8 great tips for creating writers’ contracts

pencil slanted

Q. Can you please show me a writer’s contract?

A. Sure.

I use a contract or a simple letter of agreement that clarifies who will do what, my fee, and payment terms.  No lawyers involved. No big words. Here’s a sample contract with a client to ghost-write an article for an (imaginary) professional magazine.

Thank you for inviting me to write a 500- to 750-word article about investing in real estate for Private Asset Management.

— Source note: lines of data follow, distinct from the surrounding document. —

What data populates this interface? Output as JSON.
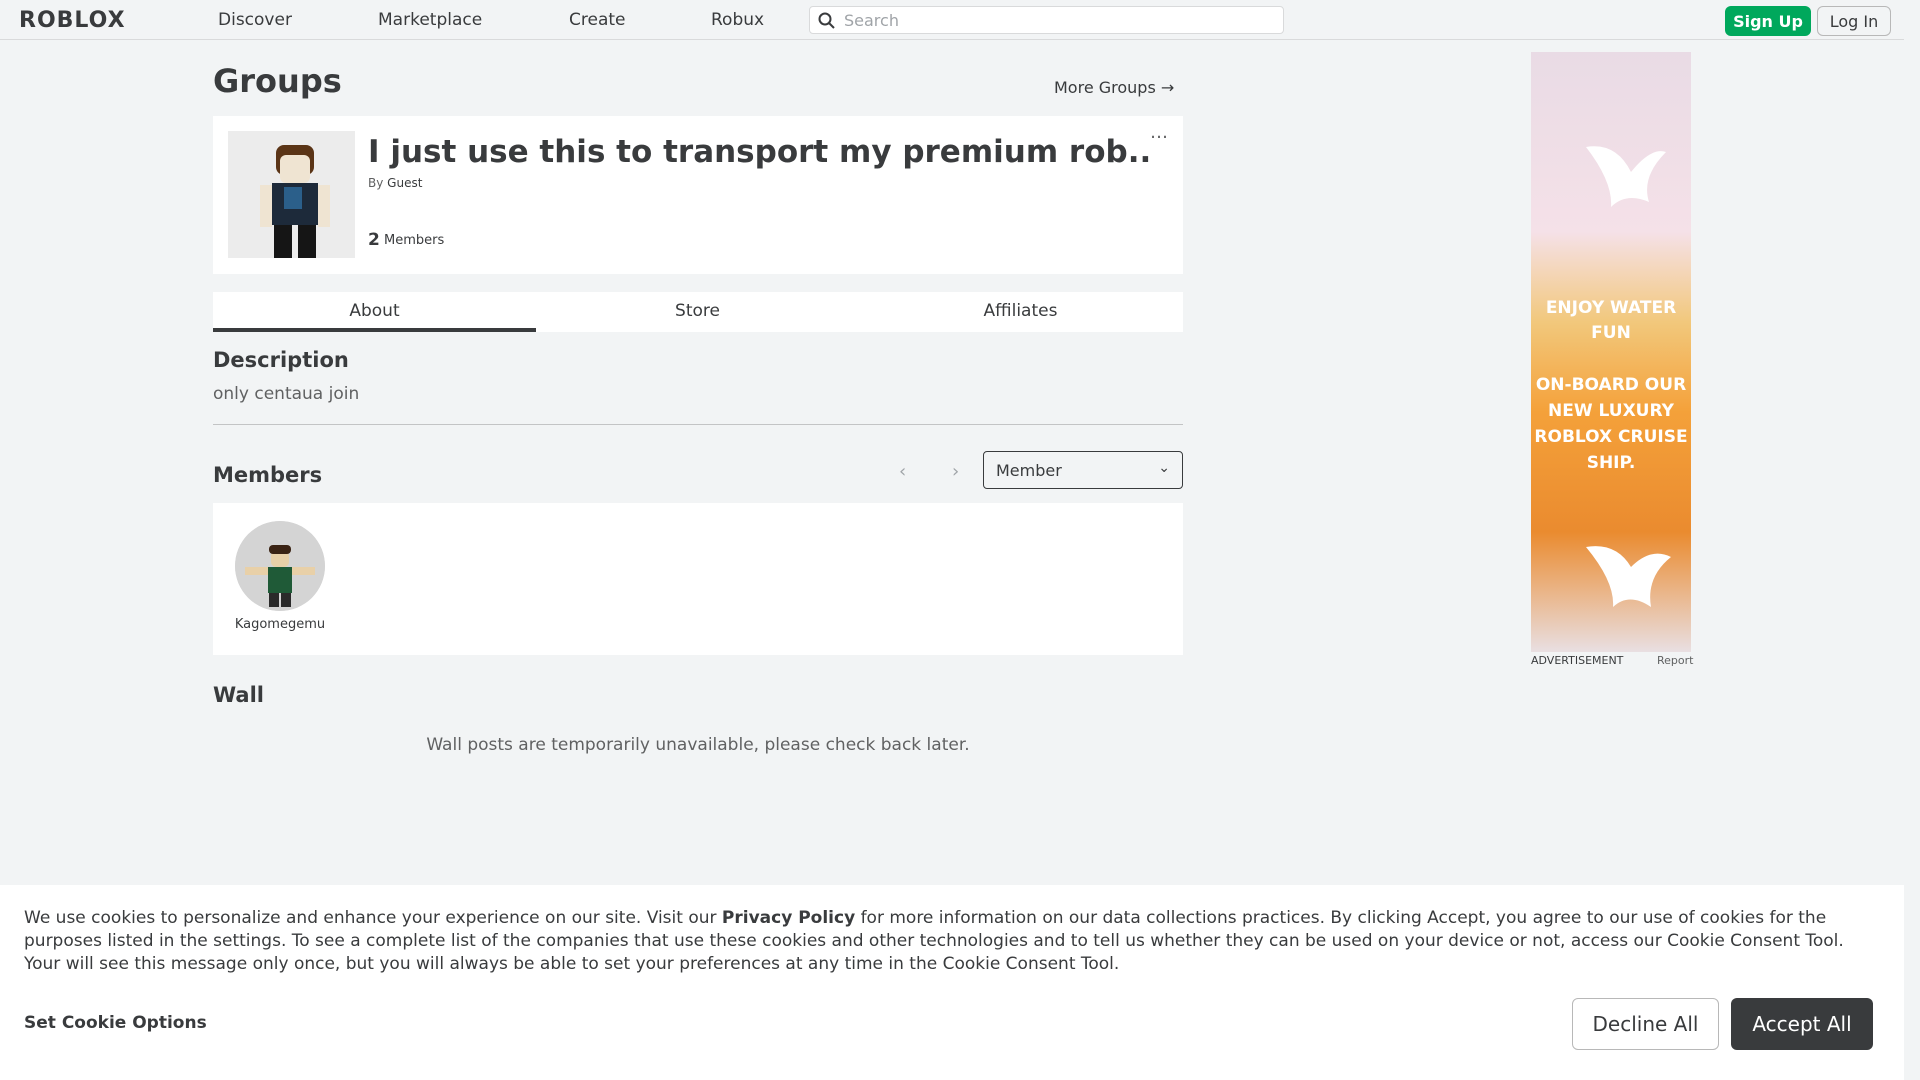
{
  "nav": {
    "logo": "ROBLOX",
    "links": [
      "Discover",
      "Marketplace",
      "Create",
      "Robux"
    ],
    "search_placeholder": "Search",
    "signup_label": "Sign Up",
    "login_label": "Log In"
  },
  "page": {
    "title": "Groups",
    "more_groups": "More Groups →"
  },
  "group": {
    "name": "I just use this to transport my premium rob...",
    "by_prefix": "By",
    "owner": "Guest",
    "member_count": "2",
    "member_label": "Members",
    "menu": "…"
  },
  "tabs": [
    "About",
    "Store",
    "Affiliates"
  ],
  "about": {
    "description_title": "Description",
    "description_text": "only centaua join",
    "members_title": "Members",
    "role_selected": "Member",
    "members": [
      {
        "name": "Kagomegemu"
      }
    ],
    "wall_title": "Wall",
    "wall_message": "Wall posts are temporarily unavailable, please check back later."
  },
  "ad": {
    "line1": "ENJOY WATER",
    "line2": "FUN",
    "line3": "ON-BOARD OUR",
    "line4": "NEW LUXURY",
    "line5": "ROBLOX CRUISE",
    "line6": "SHIP.",
    "label": "ADVERTISEMENT",
    "report": "Report"
  },
  "cookie": {
    "text_before": "We use cookies to personalize and enhance your experience on our site. Visit our ",
    "link": "Privacy Policy",
    "text_after": " for more information on our data collections practices. By clicking Accept, you agree to our use of cookies for the purposes listed in the settings. To see a complete list of the companies that use these cookies and other technologies and to tell us whether they can be used on your device or not, access our Cookie Consent Tool. Your will see this message only once, but you will always be able to set your preferences at any time in the Cookie Consent Tool.",
    "set_options": "Set Cookie Options",
    "decline": "Decline All",
    "accept": "Accept All"
  },
  "colors": {
    "signup_green": "#00a85c",
    "accept_dark": "#393b3d",
    "page_bg": "#f2f4f5"
  }
}
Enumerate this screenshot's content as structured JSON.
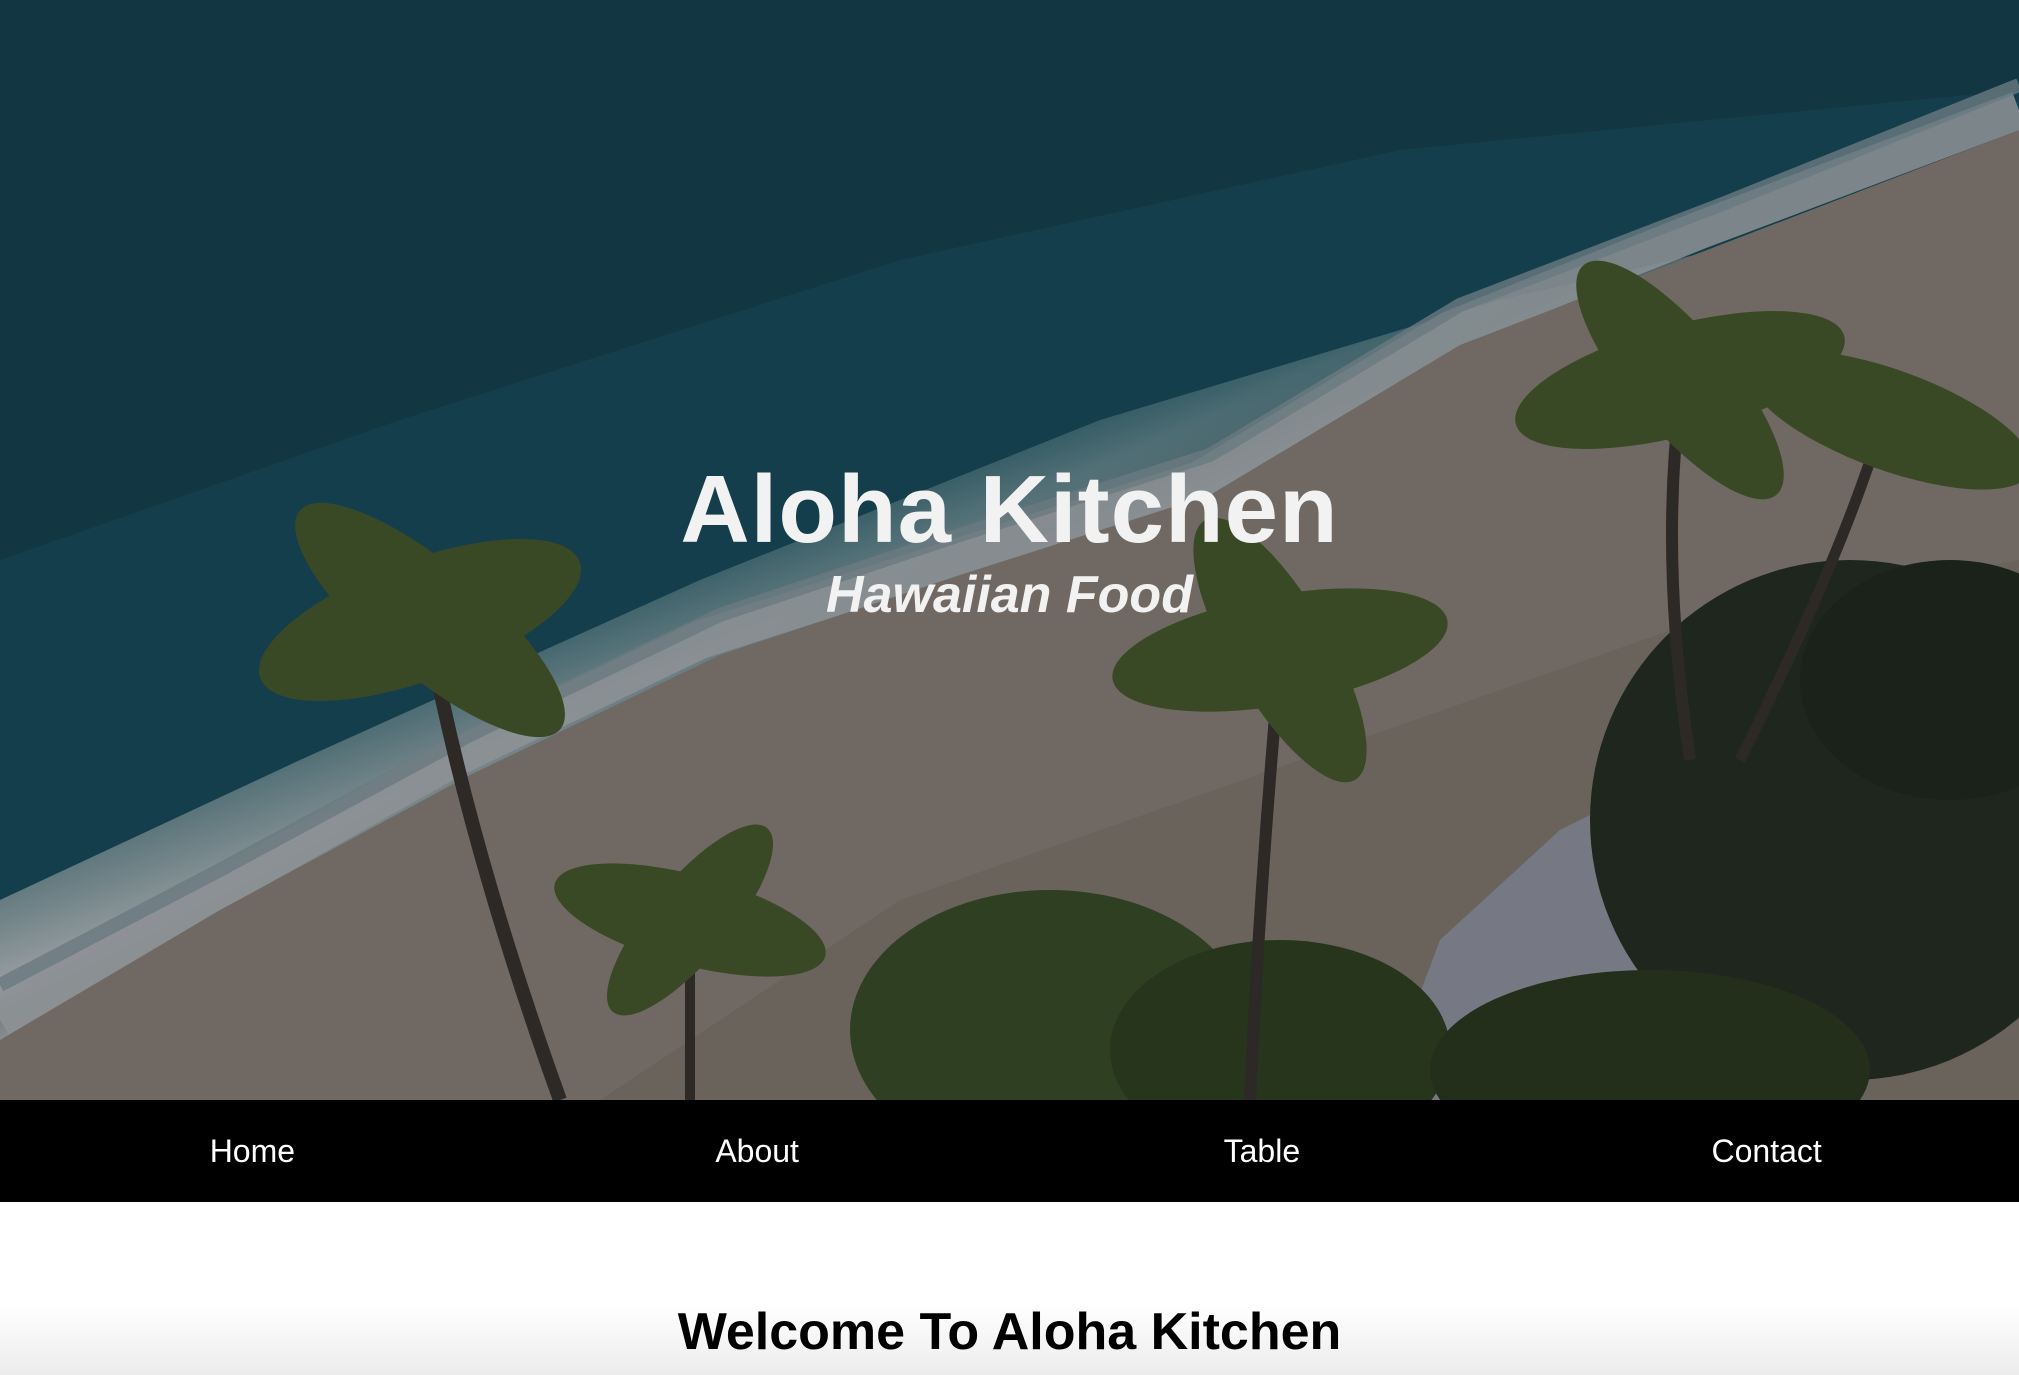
{
  "hero": {
    "title": "Aloha Kitchen",
    "subtitle": "Hawaiian Food",
    "background": "beach-with-palm-trees-image"
  },
  "nav": {
    "items": [
      {
        "label": "Home"
      },
      {
        "label": "About"
      },
      {
        "label": "Table"
      },
      {
        "label": "Contact"
      }
    ]
  },
  "main": {
    "heading": "Welcome To Aloha Kitchen"
  },
  "colors": {
    "nav_background": "#000000",
    "nav_text": "#ffffff",
    "hero_text": "#f2f2f2",
    "heading_text": "#000000"
  }
}
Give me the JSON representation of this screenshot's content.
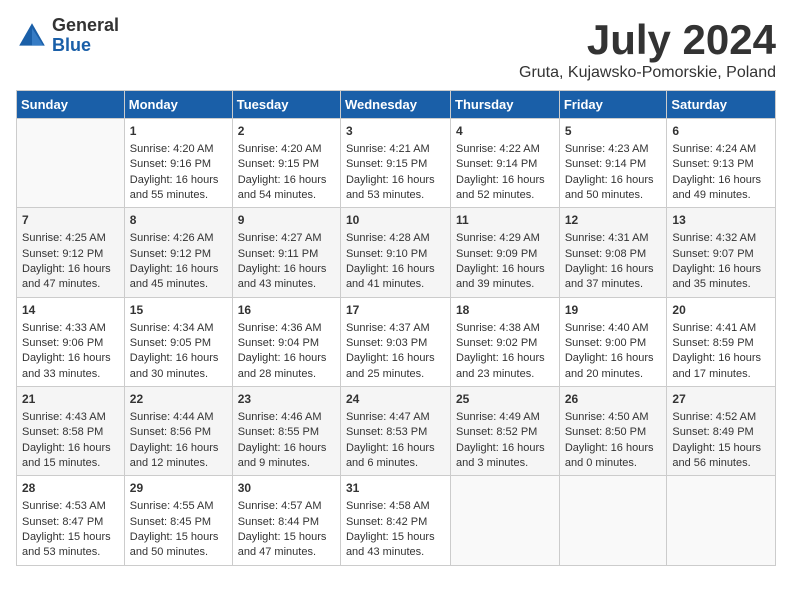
{
  "logo": {
    "general": "General",
    "blue": "Blue"
  },
  "title": "July 2024",
  "subtitle": "Gruta, Kujawsko-Pomorskie, Poland",
  "days_of_week": [
    "Sunday",
    "Monday",
    "Tuesday",
    "Wednesday",
    "Thursday",
    "Friday",
    "Saturday"
  ],
  "weeks": [
    [
      {
        "day": "",
        "content": ""
      },
      {
        "day": "1",
        "content": "Sunrise: 4:20 AM\nSunset: 9:16 PM\nDaylight: 16 hours\nand 55 minutes."
      },
      {
        "day": "2",
        "content": "Sunrise: 4:20 AM\nSunset: 9:15 PM\nDaylight: 16 hours\nand 54 minutes."
      },
      {
        "day": "3",
        "content": "Sunrise: 4:21 AM\nSunset: 9:15 PM\nDaylight: 16 hours\nand 53 minutes."
      },
      {
        "day": "4",
        "content": "Sunrise: 4:22 AM\nSunset: 9:14 PM\nDaylight: 16 hours\nand 52 minutes."
      },
      {
        "day": "5",
        "content": "Sunrise: 4:23 AM\nSunset: 9:14 PM\nDaylight: 16 hours\nand 50 minutes."
      },
      {
        "day": "6",
        "content": "Sunrise: 4:24 AM\nSunset: 9:13 PM\nDaylight: 16 hours\nand 49 minutes."
      }
    ],
    [
      {
        "day": "7",
        "content": "Sunrise: 4:25 AM\nSunset: 9:12 PM\nDaylight: 16 hours\nand 47 minutes."
      },
      {
        "day": "8",
        "content": "Sunrise: 4:26 AM\nSunset: 9:12 PM\nDaylight: 16 hours\nand 45 minutes."
      },
      {
        "day": "9",
        "content": "Sunrise: 4:27 AM\nSunset: 9:11 PM\nDaylight: 16 hours\nand 43 minutes."
      },
      {
        "day": "10",
        "content": "Sunrise: 4:28 AM\nSunset: 9:10 PM\nDaylight: 16 hours\nand 41 minutes."
      },
      {
        "day": "11",
        "content": "Sunrise: 4:29 AM\nSunset: 9:09 PM\nDaylight: 16 hours\nand 39 minutes."
      },
      {
        "day": "12",
        "content": "Sunrise: 4:31 AM\nSunset: 9:08 PM\nDaylight: 16 hours\nand 37 minutes."
      },
      {
        "day": "13",
        "content": "Sunrise: 4:32 AM\nSunset: 9:07 PM\nDaylight: 16 hours\nand 35 minutes."
      }
    ],
    [
      {
        "day": "14",
        "content": "Sunrise: 4:33 AM\nSunset: 9:06 PM\nDaylight: 16 hours\nand 33 minutes."
      },
      {
        "day": "15",
        "content": "Sunrise: 4:34 AM\nSunset: 9:05 PM\nDaylight: 16 hours\nand 30 minutes."
      },
      {
        "day": "16",
        "content": "Sunrise: 4:36 AM\nSunset: 9:04 PM\nDaylight: 16 hours\nand 28 minutes."
      },
      {
        "day": "17",
        "content": "Sunrise: 4:37 AM\nSunset: 9:03 PM\nDaylight: 16 hours\nand 25 minutes."
      },
      {
        "day": "18",
        "content": "Sunrise: 4:38 AM\nSunset: 9:02 PM\nDaylight: 16 hours\nand 23 minutes."
      },
      {
        "day": "19",
        "content": "Sunrise: 4:40 AM\nSunset: 9:00 PM\nDaylight: 16 hours\nand 20 minutes."
      },
      {
        "day": "20",
        "content": "Sunrise: 4:41 AM\nSunset: 8:59 PM\nDaylight: 16 hours\nand 17 minutes."
      }
    ],
    [
      {
        "day": "21",
        "content": "Sunrise: 4:43 AM\nSunset: 8:58 PM\nDaylight: 16 hours\nand 15 minutes."
      },
      {
        "day": "22",
        "content": "Sunrise: 4:44 AM\nSunset: 8:56 PM\nDaylight: 16 hours\nand 12 minutes."
      },
      {
        "day": "23",
        "content": "Sunrise: 4:46 AM\nSunset: 8:55 PM\nDaylight: 16 hours\nand 9 minutes."
      },
      {
        "day": "24",
        "content": "Sunrise: 4:47 AM\nSunset: 8:53 PM\nDaylight: 16 hours\nand 6 minutes."
      },
      {
        "day": "25",
        "content": "Sunrise: 4:49 AM\nSunset: 8:52 PM\nDaylight: 16 hours\nand 3 minutes."
      },
      {
        "day": "26",
        "content": "Sunrise: 4:50 AM\nSunset: 8:50 PM\nDaylight: 16 hours\nand 0 minutes."
      },
      {
        "day": "27",
        "content": "Sunrise: 4:52 AM\nSunset: 8:49 PM\nDaylight: 15 hours\nand 56 minutes."
      }
    ],
    [
      {
        "day": "28",
        "content": "Sunrise: 4:53 AM\nSunset: 8:47 PM\nDaylight: 15 hours\nand 53 minutes."
      },
      {
        "day": "29",
        "content": "Sunrise: 4:55 AM\nSunset: 8:45 PM\nDaylight: 15 hours\nand 50 minutes."
      },
      {
        "day": "30",
        "content": "Sunrise: 4:57 AM\nSunset: 8:44 PM\nDaylight: 15 hours\nand 47 minutes."
      },
      {
        "day": "31",
        "content": "Sunrise: 4:58 AM\nSunset: 8:42 PM\nDaylight: 15 hours\nand 43 minutes."
      },
      {
        "day": "",
        "content": ""
      },
      {
        "day": "",
        "content": ""
      },
      {
        "day": "",
        "content": ""
      }
    ]
  ]
}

  1. You will give me a bulleted outline of the sub-topics. You will answer my questions in a timely manner so that I can meet your deadline. You will send me links to sources of additional information, if appropriate.
  2. I understand that the information you give me is confidential and of great value to you. I will respect your intellectual property.
  3. The names of Ms. A and Mr. B will appear as the authors of this article. My name will not appear.
  4. I agree to write the article for delivery on or before DATE. I will provide one major revision and any minor changes before DATE.
  5. I will charge an hourly fee of $400 (don’t I wish), and I anticipate that this project will require 4 hours.
  6. If you decide to change the scope or subject of the article, we will consider that a rewrite. If that happens, there might then be additional fees and/or an extension of the delivery date.
  7. We will consider the assignment “accepted” when you approve it, regardless of whether the publisher decides to use it.
  8. You agree to pay me on or before DATE, upon accepting and approving the article.

Susan Perloff

Now write one of your own.